* [TO DO]
Would you write out the lines from the one containing "Transcribe this image's" to the end of the records below, exactly and in full, please?

* [RECORDS PROVIDED]
========

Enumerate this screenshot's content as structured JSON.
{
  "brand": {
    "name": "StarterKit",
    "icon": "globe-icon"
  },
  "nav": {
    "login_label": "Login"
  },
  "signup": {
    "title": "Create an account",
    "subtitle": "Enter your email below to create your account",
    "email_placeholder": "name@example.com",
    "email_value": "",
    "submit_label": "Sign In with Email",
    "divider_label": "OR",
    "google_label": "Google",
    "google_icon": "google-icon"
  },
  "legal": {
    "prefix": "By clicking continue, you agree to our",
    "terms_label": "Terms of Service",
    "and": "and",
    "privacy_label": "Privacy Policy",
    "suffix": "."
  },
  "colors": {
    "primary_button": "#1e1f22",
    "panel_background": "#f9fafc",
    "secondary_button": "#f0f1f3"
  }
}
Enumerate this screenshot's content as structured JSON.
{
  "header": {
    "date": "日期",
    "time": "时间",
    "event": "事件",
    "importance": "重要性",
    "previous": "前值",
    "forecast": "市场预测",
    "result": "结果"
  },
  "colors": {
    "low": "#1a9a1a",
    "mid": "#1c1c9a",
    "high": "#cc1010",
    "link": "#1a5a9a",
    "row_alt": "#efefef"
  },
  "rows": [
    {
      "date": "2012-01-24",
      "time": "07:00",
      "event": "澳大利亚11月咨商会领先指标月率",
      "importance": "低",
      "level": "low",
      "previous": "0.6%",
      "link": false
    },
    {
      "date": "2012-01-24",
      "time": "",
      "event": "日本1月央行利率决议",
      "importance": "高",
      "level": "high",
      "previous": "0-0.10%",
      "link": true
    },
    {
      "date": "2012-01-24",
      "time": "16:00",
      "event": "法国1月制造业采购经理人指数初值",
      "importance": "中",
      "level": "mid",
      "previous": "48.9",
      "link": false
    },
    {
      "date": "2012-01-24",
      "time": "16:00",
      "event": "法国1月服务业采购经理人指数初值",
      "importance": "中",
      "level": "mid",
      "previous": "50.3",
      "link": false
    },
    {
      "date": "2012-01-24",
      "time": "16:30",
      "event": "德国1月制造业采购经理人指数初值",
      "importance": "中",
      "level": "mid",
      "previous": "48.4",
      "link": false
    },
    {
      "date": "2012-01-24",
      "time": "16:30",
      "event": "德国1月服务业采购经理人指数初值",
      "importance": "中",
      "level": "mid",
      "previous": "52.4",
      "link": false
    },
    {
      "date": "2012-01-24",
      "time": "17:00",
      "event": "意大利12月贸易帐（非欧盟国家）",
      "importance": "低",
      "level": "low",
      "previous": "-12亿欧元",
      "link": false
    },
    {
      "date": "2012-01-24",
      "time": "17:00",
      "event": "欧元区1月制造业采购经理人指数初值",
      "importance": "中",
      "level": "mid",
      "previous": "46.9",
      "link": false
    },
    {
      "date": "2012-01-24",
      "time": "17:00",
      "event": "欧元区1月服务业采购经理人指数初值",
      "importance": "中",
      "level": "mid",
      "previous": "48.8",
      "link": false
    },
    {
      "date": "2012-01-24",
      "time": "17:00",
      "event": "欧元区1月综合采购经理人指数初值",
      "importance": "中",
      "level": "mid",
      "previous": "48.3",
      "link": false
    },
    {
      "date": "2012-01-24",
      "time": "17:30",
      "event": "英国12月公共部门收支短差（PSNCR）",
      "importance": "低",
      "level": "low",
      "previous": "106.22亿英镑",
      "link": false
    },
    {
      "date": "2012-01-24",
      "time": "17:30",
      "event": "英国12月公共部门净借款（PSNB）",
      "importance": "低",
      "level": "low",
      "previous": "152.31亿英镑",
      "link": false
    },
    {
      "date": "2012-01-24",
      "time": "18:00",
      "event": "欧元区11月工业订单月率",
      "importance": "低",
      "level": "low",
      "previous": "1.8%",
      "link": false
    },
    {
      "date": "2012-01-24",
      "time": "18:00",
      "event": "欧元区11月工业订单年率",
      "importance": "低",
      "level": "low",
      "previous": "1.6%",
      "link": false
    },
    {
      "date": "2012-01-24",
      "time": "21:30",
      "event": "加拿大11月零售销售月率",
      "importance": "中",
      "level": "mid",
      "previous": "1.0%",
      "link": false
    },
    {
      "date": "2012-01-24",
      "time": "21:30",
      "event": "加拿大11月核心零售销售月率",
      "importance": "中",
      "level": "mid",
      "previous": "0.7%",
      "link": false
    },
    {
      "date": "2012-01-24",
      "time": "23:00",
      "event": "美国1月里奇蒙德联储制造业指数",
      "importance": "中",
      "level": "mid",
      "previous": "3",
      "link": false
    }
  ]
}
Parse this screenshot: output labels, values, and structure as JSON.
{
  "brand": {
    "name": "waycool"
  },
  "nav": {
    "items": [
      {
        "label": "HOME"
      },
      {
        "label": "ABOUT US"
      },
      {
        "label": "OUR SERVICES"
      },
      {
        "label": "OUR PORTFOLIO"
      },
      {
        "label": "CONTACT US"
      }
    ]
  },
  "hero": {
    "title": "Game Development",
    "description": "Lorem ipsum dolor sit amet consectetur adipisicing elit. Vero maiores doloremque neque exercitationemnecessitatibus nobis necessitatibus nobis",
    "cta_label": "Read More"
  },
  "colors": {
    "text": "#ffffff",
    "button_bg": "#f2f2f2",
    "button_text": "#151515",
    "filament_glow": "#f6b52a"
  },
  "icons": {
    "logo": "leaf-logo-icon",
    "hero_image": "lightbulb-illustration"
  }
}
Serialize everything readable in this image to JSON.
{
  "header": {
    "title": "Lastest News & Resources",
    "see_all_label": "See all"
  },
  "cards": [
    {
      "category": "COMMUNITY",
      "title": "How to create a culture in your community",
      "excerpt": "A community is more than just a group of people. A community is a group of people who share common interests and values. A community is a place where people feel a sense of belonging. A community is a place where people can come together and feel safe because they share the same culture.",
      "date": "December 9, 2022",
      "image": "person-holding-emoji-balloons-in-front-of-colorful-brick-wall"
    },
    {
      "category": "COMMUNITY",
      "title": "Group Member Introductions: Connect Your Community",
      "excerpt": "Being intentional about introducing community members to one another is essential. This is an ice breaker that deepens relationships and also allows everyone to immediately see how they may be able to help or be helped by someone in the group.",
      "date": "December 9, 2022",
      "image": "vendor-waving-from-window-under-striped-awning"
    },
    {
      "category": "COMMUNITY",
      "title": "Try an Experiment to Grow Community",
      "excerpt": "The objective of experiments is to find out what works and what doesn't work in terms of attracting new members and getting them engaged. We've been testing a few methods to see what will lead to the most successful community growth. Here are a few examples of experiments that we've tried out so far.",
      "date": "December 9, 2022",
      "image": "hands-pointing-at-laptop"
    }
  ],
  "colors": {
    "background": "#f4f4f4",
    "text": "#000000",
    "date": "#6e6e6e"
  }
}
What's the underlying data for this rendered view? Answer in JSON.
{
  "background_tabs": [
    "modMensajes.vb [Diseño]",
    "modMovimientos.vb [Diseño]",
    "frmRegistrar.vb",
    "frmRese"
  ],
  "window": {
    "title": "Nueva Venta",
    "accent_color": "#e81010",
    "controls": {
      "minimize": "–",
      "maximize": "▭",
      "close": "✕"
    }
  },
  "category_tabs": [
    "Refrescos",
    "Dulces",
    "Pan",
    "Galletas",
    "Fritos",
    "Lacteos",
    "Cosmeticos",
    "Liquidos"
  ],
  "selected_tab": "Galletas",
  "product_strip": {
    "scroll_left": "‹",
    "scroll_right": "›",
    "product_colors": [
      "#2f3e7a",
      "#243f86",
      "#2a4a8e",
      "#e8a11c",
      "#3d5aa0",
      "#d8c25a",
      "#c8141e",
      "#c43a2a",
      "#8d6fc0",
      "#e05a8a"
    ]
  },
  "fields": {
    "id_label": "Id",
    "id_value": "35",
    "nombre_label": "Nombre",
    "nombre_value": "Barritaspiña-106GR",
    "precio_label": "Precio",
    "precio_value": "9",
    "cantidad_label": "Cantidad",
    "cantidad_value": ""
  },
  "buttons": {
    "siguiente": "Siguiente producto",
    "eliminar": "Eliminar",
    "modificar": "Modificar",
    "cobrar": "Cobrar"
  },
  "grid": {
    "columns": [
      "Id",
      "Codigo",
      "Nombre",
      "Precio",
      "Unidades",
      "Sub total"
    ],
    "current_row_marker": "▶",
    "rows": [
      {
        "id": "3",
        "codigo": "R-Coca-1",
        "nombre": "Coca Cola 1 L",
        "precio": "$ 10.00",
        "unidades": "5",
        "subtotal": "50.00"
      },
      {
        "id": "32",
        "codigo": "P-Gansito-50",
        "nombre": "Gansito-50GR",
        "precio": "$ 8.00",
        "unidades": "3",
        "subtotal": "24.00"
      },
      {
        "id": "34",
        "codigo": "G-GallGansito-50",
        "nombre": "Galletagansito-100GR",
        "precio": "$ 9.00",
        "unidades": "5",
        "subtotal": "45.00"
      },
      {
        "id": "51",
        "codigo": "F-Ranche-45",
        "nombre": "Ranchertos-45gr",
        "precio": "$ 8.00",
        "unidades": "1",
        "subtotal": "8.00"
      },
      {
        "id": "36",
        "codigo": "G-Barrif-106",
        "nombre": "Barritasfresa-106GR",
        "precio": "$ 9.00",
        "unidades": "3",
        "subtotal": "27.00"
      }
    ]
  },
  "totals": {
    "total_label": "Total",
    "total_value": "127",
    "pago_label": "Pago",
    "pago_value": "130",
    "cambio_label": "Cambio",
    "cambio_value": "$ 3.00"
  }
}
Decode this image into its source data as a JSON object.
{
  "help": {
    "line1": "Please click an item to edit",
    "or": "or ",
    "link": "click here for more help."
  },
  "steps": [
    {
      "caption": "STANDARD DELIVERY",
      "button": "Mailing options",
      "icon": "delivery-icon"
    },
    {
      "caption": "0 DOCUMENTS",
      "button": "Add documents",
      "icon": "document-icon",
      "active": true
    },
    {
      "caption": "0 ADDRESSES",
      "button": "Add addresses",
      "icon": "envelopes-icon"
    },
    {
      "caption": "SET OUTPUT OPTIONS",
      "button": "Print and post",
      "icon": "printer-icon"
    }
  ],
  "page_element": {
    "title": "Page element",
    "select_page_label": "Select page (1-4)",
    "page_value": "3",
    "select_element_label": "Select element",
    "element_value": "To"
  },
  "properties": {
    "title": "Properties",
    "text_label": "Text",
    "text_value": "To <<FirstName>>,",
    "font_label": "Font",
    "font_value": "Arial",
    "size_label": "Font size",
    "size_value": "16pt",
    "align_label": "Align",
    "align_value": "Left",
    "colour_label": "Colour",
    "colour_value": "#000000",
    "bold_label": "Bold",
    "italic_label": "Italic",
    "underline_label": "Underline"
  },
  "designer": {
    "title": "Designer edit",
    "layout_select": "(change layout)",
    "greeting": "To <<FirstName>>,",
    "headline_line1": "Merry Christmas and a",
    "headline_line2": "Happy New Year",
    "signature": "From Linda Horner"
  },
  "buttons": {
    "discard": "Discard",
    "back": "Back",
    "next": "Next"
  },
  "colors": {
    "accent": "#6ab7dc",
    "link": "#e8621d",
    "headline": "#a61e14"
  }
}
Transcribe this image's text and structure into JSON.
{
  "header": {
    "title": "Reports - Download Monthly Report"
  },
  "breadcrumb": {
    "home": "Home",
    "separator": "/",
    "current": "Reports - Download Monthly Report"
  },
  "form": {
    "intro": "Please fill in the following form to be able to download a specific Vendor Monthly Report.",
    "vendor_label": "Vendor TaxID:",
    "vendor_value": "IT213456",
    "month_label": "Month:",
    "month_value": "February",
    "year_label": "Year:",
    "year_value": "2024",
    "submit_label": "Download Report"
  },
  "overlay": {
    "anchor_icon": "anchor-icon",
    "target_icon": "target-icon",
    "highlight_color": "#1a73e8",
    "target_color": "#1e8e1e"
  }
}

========

* [REPLY]
Transcribe this image's text and structure into JSON.
{
  "header": {
    "title": "Reports - Download Monthly Report"
  },
  "breadcrumb": {
    "home": "Home",
    "separator": "/",
    "current": "Reports - Download Monthly Report"
  },
  "form": {
    "intro": "Please fill in the following form to be able to download a specific Vendor Monthly Report.",
    "vendor_label": "Vendor TaxID:",
    "vendor_value": "IT213456",
    "month_label": "Month:",
    "month_value": "February",
    "year_label": "Year:",
    "year_value": "2024",
    "submit_label": "Download Report"
  },
  "overlay": {
    "anchor_icon": "anchor-icon",
    "target_icon": "target-icon",
    "highlight_color": "#1a73e8",
    "target_color": "#1e8e1e"
  }
}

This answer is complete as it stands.